Former Buddhist monk and Tibetan scholar Losang Samten does just that, using colored sand to build mandalas, circular images filled with complex iconography, which have great meaning in Hinduism and Buddhism.

Tibetan monks have created mandalas over the centuries from a variety of materials. Before sand, they used crushed colored stone. Now Samten travels around the world to find sand in various colors. He also dyes sand in watercolors.

Now Samten travels around the world to find sand in various colors. He also dyes sand in watercolors.
Tibetan monks have created mandalas over the centuries from a variety of materials. Before sand, they used crushed colored stone. VOA

Decades of mandalas

Samten, in his mid-60s, learned the craft at the feet of the Dalai Lama.

“When I was a teenager, age of 17,” he told VOA, “I had a privilege to enter His Holiness Dalai Lama’s monastery … in India. I have been studying sand mandalas ever since then. So it’s a long time.”

VOA found Samten painstakingly layering grains of colored sand at the gallery of the Philadelphia Folklore Project. The particular mandala he was working on was the mandala of compassion, or unconditional love.

Far from random designs, mandalas have been perfected over centuries.

“These are uniquely designed many, many, many, many, many years passing to an artist to another artist to another artist to another artist,” Samten said. “The color has a meaning, the shape has different meanings. Not my design; it didn’t come out of my own idea.”

When Samten created a sand mandala at the American Museum of History in New York in 1988 at the request of the Dalai Lama, it was the first time the 2,600-years-old ancient ritual art was seen outside of monasteries. Since then, Samten has made sand mandalas in museums, galleries and universities across the U.S. and many parts of the world.

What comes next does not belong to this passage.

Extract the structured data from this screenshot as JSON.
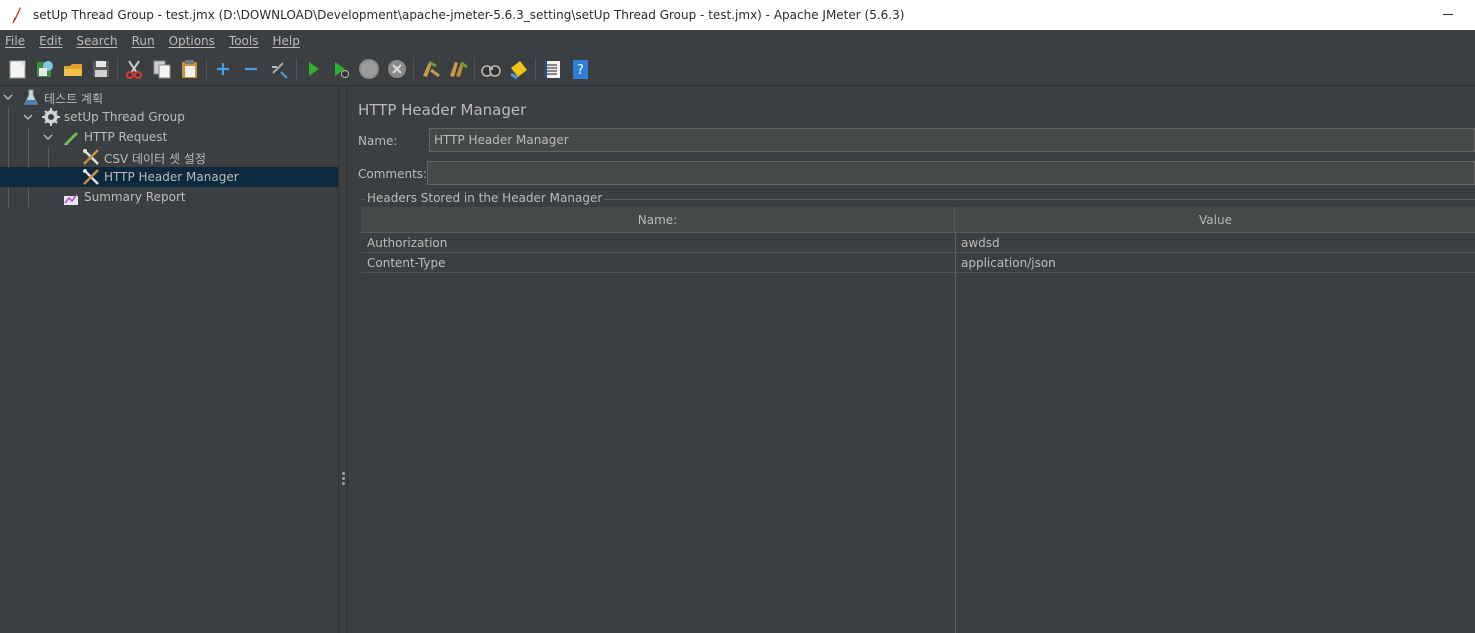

“They are used to enhance the spiritual practice through image and meditation, to overcome suffering. Mandalas represent enlightened qualities and methods which explain this path, making them very important for the spiritual journey,” Samten wrote on his web site.

Nothing is permanent

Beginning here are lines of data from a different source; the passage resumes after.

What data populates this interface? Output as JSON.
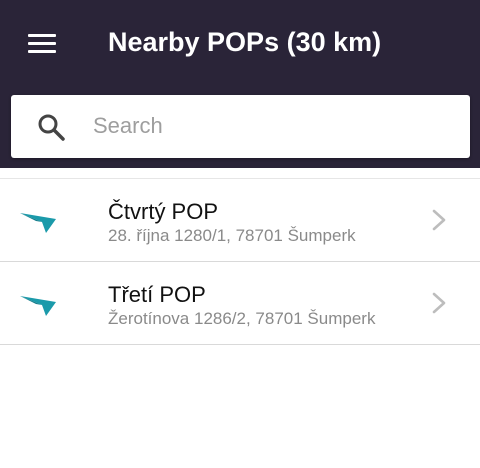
{
  "header": {
    "title": "Nearby POPs (30 km)",
    "menu_icon": "menu-icon",
    "background": "#2a2438"
  },
  "search": {
    "placeholder": "Search",
    "value": "",
    "icon": "search-icon"
  },
  "list": {
    "items": [
      {
        "title": "Čtvrtý POP",
        "address": "28. října 1280/1, 78701 Šumperk",
        "icon": "pop-marker-icon",
        "chevron": "chevron-right-icon"
      },
      {
        "title": "Třetí POP",
        "address": "Žerotínova 1286/2, 78701 Šumperk",
        "icon": "pop-marker-icon",
        "chevron": "chevron-right-icon"
      }
    ],
    "accent_color": "#1b9aaa"
  }
}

Samten was born in Tibet. When he was a young boy, his family escaped to Nepal fleeing Chinese Communist control of his homeland. They lived in a refugee camp for years.

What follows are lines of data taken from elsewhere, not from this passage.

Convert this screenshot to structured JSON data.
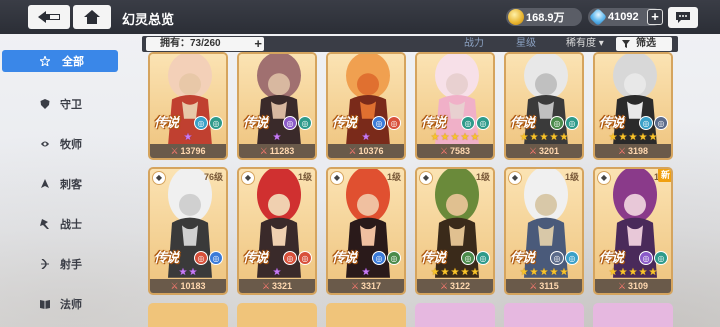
{
  "header": {
    "title": "幻灵总览",
    "gold": "168.9万",
    "gems": "41092",
    "plus": "+"
  },
  "sidebar": {
    "items": [
      {
        "label": "全部",
        "icon": "star-icon",
        "active": true
      },
      {
        "label": "守卫",
        "icon": "shield-icon"
      },
      {
        "label": "牧师",
        "icon": "heal-icon"
      },
      {
        "label": "刺客",
        "icon": "dagger-icon"
      },
      {
        "label": "战士",
        "icon": "axe-icon"
      },
      {
        "label": "射手",
        "icon": "bow-icon"
      },
      {
        "label": "法师",
        "icon": "book-icon"
      }
    ]
  },
  "filter": {
    "owned": "拥有：73/260",
    "owned_plus": "+",
    "power": "战力",
    "star": "星级",
    "rarity": "稀有度 ▾",
    "filter_label": "筛选"
  },
  "cards": [
    {
      "power": "13796",
      "badge": "传说",
      "stars": 1,
      "star_color": "purple",
      "level": "",
      "elems": [
        "#3aa0c8",
        "#2e9a8a"
      ]
    },
    {
      "power": "11283",
      "badge": "传说",
      "stars": 1,
      "star_color": "purple",
      "level": "",
      "elems": [
        "#8a5ac8",
        "#2e9a8a"
      ]
    },
    {
      "power": "10376",
      "badge": "传说",
      "stars": 1,
      "star_color": "purple",
      "level": "",
      "elems": [
        "#3a7ad8",
        "#d8503a"
      ]
    },
    {
      "power": "7583",
      "badge": "传说",
      "stars": 5,
      "star_color": "yellow",
      "level": "",
      "elems": [
        "#2e9a8a",
        "#2e9a8a"
      ]
    },
    {
      "power": "3201",
      "badge": "传说",
      "stars": 5,
      "star_color": "yellow",
      "level": "",
      "elems": [
        "#4a8a4a",
        "#2e9a8a"
      ]
    },
    {
      "power": "3198",
      "badge": "传说",
      "stars": 5,
      "star_color": "yellow",
      "level": "",
      "elems": [
        "#3aa0c8",
        "#5a6a8a"
      ]
    },
    {
      "power": "10183",
      "badge": "传说",
      "stars": 2,
      "star_color": "purple",
      "level": "76级",
      "elems": [
        "#d8503a",
        "#3a7ad8"
      ]
    },
    {
      "power": "3321",
      "badge": "传说",
      "stars": 1,
      "star_color": "purple",
      "level": "1级",
      "elems": [
        "#d8503a",
        "#d8503a"
      ]
    },
    {
      "power": "3317",
      "badge": "传说",
      "stars": 1,
      "star_color": "purple",
      "level": "1级",
      "elems": [
        "#3a7ad8",
        "#4a8a4a"
      ]
    },
    {
      "power": "3122",
      "badge": "传说",
      "stars": 5,
      "star_color": "yellow",
      "level": "1级",
      "elems": [
        "#4a8a4a",
        "#2e9a8a"
      ]
    },
    {
      "power": "3115",
      "badge": "传说",
      "stars": 5,
      "star_color": "yellow",
      "level": "1级",
      "elems": [
        "#5a6a8a",
        "#3aa0c8"
      ]
    },
    {
      "power": "3109",
      "badge": "传说",
      "stars": 5,
      "star_color": "yellow",
      "level": "1级",
      "new": "新",
      "elems": [
        "#8a5ac8",
        "#2e9a8a"
      ]
    }
  ]
}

Now Samten travels around the world to find sand in various colors. He also dyes sand in watercolors.
Samten, in his mid-60s, learned the craft at the feet of the Dalai Lama. VOA

“In the winter of 1959, [we] crossed Mount Everest, it took us two months to cross,” he told VOA. “You cannot travel during the day and so scared and not enough food not enough clothes. I was age of 5. I saw, I mean unbelievable dead bodies, people dying without food. I became a monk at age 11 when I was in school, refugee school.”

Samten left monastic life in 1995 and became the spiritual director at the Tibetan Buddhist Center of Philadelphia. He says the patience of the creative process, can lead observers to find calm determination within themselves.

“When I am doing this mandala at universities and schools, many kids came to me, (saying) ‘when I saw you doing the sand mandala, that help me so much to finish my education, patience …’ I have a lot of stories,” he said.

Monk Samten
Samten was born in Tibet. When he was a young boy, his family escaped to Nepal fleeing Chinese Communist control of his homeland. VOA

Beauty comes and goes

After a sand mandala is completed, it is dismantled ceremoniously.

“Dismantle has many different reasons,” Samten said. “… One thing is, dismantle is a beauty, whatever we see as a beauty on the earth, never be everlasting as a beauty and impermanent, impermanent, comes and goes. It’s like a season.”

Cats And The Goddess: Cats And The Goddess: Mapping Pagan Iconography Of The Divine Feminine

Or like sand, ever changing in the wind.

Samten often invites children to participate in the ceremony.

To gallery visitor Traci Chiodress that was part of the charm of the event.

“I think it’s powerful to see something so beautiful created, and then taken apart, and to be done in a community with a group of people of different ages,” she said. “I just think it’s an important type of practice.” (VOA)